Renovating a swimming pool can be a unique, complex and time-sensitive process. In order to ensure the best possible outcome for your renovation project, it is first essential to have up-to-date processes and documented workflows in place to help avoid unnecessary delays and ensure that all steps of the project are executed according to plan. Additionally, regularly updating processes and workflows can help identify areas for improvement and increase your efficiency — leading to cost savings, an increase in profit, and an overall reduction in project timelines.
Documented workflows also help to build clear communication between team members and customers to ensure everyone is on the same page and working towards the same goals.
One major difference in renovations vs. new construction is how to begin the project. When a new pool is started, the builder typically sends out the first crew, who may either install erosion fencing, pre-strip the area or begin the layout of the pool.
In renovations, however, before any work begins, the superintendent or field inspector should do the initial staging with the customer and a full 21-point inspection. This inspection process serves two main purposes: to review details of the agreement and to make sure there are no unforeseen deficiencies. Examples of these may be surface delamination, cracked bond beams, shell fractures, broken main drains, rusted light niches, etc.
When deficiencies are found, there is an opportunity to add additional, high-margin items to the scope of work. Present multiple options to the customer: your company does the work for an extended fee, allow them to get quotes from other contractors (which they virtually never do), or sign off that they don’t want the additional work done and thus, assume full liability.
The next area of production is project management. To yield big results, I suggest pool builders use completion certificates after every stage of work. Get the customer to sign off on them and rate the quality of workmanship. If there’s a problem, it gets handled immediately and doesn’t become a collection issue later in the project. This will also help create crew accountability around their workmanship, keeping the jobsite tidy and making the final cleanup less work.
The customer should also do an online review for that stage of work. This helps to increase your number of positive reviews and overall score.
The third area of production is profitability. There are several topics to consider that may lead to increased profits per project. The first: converting in-house crews to flat rate or piece work on projects instead of hourly. The motivated hustlers will love it, and it will weed out the time wasters and profit vampires. You can also increase profits by charging extra for certain items — engineering plans, permits, and dump and disposal fees. You’d be surprised at how small items like these can add up. You simply add language to your agreement that states these items will be billed at cost in addition to the final bill.

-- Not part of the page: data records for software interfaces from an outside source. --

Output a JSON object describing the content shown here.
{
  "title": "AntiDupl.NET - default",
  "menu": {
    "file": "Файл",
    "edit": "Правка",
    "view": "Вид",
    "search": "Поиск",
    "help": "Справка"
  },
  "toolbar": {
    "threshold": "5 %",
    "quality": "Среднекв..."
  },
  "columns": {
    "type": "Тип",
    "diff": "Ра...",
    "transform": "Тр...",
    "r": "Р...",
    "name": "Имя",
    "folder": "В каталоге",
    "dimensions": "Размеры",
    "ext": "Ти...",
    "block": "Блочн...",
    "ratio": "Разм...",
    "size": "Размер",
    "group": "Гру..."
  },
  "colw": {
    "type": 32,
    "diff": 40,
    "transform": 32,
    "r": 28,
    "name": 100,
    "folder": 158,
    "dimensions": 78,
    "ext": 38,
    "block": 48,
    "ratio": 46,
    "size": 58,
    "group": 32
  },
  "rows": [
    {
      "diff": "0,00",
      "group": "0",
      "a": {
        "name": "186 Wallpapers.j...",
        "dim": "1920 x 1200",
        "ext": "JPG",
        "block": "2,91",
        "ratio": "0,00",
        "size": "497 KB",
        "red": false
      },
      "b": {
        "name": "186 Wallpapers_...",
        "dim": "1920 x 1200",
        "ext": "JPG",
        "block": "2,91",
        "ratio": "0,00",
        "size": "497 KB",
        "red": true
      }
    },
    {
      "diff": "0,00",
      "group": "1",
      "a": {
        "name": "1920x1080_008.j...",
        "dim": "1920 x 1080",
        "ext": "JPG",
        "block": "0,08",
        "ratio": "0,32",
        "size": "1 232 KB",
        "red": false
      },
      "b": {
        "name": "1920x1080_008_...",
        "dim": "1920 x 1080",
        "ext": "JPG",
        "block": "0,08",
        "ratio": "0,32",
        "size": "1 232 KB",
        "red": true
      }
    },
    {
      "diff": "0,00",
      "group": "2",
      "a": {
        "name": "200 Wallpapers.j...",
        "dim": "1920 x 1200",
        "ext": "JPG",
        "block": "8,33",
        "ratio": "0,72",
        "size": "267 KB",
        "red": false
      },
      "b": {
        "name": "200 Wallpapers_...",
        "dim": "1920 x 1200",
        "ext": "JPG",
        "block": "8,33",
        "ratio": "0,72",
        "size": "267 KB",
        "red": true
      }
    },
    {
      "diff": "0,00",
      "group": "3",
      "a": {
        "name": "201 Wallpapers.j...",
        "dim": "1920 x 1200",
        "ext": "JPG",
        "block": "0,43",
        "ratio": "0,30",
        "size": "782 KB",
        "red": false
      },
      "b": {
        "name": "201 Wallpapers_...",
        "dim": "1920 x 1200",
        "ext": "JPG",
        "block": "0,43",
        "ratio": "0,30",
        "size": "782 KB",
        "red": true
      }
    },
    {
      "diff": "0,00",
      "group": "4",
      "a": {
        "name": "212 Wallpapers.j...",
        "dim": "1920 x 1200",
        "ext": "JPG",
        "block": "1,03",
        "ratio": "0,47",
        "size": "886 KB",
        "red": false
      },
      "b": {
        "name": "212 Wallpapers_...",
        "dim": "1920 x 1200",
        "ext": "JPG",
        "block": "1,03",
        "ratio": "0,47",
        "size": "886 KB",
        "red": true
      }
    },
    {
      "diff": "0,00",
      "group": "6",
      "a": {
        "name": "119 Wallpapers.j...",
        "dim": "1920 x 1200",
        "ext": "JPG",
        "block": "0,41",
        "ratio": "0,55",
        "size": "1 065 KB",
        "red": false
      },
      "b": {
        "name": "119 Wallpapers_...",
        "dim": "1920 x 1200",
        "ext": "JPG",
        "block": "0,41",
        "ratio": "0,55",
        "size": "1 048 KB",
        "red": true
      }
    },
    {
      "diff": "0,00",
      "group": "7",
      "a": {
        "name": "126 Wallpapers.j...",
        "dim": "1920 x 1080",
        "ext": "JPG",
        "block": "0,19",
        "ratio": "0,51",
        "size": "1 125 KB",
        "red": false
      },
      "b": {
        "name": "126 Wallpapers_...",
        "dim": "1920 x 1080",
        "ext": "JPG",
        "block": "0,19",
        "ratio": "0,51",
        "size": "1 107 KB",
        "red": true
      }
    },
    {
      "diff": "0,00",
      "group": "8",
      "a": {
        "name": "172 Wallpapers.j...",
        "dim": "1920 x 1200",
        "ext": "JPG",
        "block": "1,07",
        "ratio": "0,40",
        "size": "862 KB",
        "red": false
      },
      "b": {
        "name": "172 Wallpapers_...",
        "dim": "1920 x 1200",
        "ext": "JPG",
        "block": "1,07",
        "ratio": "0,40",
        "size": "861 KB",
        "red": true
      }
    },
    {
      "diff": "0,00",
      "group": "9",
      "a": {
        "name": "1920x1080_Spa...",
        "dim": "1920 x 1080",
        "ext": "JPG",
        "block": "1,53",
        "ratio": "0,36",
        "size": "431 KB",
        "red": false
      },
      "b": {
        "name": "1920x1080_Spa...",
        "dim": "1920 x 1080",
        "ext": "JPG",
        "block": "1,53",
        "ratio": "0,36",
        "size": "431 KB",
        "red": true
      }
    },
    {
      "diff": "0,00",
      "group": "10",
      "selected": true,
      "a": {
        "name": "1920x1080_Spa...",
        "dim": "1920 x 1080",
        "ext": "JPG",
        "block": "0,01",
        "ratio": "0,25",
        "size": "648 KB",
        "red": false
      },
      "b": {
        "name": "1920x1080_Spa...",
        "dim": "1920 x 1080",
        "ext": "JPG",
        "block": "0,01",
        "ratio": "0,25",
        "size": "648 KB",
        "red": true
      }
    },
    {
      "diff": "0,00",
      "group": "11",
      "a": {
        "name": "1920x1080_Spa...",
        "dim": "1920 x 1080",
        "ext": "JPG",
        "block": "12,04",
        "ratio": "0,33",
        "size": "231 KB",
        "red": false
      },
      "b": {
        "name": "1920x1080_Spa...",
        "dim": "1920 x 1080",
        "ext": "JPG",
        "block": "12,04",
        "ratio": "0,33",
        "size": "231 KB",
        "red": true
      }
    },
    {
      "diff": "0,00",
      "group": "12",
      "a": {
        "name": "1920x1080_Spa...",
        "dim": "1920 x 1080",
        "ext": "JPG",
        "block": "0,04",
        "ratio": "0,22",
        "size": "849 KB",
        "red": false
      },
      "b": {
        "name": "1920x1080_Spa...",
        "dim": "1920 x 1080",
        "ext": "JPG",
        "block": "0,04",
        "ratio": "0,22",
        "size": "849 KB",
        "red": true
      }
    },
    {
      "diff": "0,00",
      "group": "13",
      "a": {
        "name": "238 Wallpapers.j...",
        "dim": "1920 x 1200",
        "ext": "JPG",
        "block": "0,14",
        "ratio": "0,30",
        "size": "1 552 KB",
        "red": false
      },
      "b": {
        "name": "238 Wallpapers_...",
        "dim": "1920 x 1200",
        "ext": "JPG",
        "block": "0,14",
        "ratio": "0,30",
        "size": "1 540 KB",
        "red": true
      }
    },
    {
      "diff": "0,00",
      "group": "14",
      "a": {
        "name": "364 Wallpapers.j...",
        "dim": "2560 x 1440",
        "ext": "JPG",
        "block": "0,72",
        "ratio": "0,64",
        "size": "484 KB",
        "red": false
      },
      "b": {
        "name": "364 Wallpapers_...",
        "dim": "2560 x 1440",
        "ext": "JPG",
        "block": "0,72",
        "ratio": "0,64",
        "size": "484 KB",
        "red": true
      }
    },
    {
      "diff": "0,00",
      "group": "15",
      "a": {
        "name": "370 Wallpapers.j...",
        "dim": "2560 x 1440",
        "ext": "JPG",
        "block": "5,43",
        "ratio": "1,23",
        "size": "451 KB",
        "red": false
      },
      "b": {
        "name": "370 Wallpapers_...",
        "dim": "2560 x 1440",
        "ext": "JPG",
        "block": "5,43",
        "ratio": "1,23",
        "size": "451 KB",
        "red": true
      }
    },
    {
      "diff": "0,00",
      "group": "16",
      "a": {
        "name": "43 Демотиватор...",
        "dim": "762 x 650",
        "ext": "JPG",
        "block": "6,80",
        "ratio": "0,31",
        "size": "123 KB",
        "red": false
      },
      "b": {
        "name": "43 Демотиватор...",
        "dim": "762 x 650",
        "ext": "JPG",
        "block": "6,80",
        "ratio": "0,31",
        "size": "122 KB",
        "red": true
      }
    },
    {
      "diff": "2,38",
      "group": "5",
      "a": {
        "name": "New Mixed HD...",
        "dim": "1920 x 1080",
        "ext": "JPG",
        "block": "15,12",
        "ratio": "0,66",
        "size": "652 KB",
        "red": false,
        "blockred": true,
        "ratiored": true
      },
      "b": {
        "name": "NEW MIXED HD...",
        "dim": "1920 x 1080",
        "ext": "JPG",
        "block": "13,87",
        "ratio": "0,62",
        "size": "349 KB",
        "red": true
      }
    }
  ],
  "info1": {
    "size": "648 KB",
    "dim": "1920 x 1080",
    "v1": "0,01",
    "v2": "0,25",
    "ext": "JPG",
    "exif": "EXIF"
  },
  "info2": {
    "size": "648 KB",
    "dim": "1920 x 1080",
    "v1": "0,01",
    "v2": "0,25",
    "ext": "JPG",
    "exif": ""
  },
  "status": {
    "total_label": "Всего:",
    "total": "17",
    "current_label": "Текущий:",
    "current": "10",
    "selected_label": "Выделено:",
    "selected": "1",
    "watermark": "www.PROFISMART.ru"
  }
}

And finally, around profitability, you should collect draws when they are due. I suggest to our clients that they modify the language on their free items or special offers are contingent upon on-time payment. If the customer wants to change the payment terms during the project or hold back money at the end, they risk losing any discounts, free items or special offers. This is nice leverage for a company and usually eliminates chasing money.
By implementing these best practices, pool builders can ensure that their renovation projects are completed on time, within budget, and to the highest standards.
This article first appeared in the March 2023 issue of AQUA Magazine — the top resource for retailers, builders and service pros in the pool and spa industry. Subscriptions to the print magazine are free to all industry professionals. Click here to subscribe.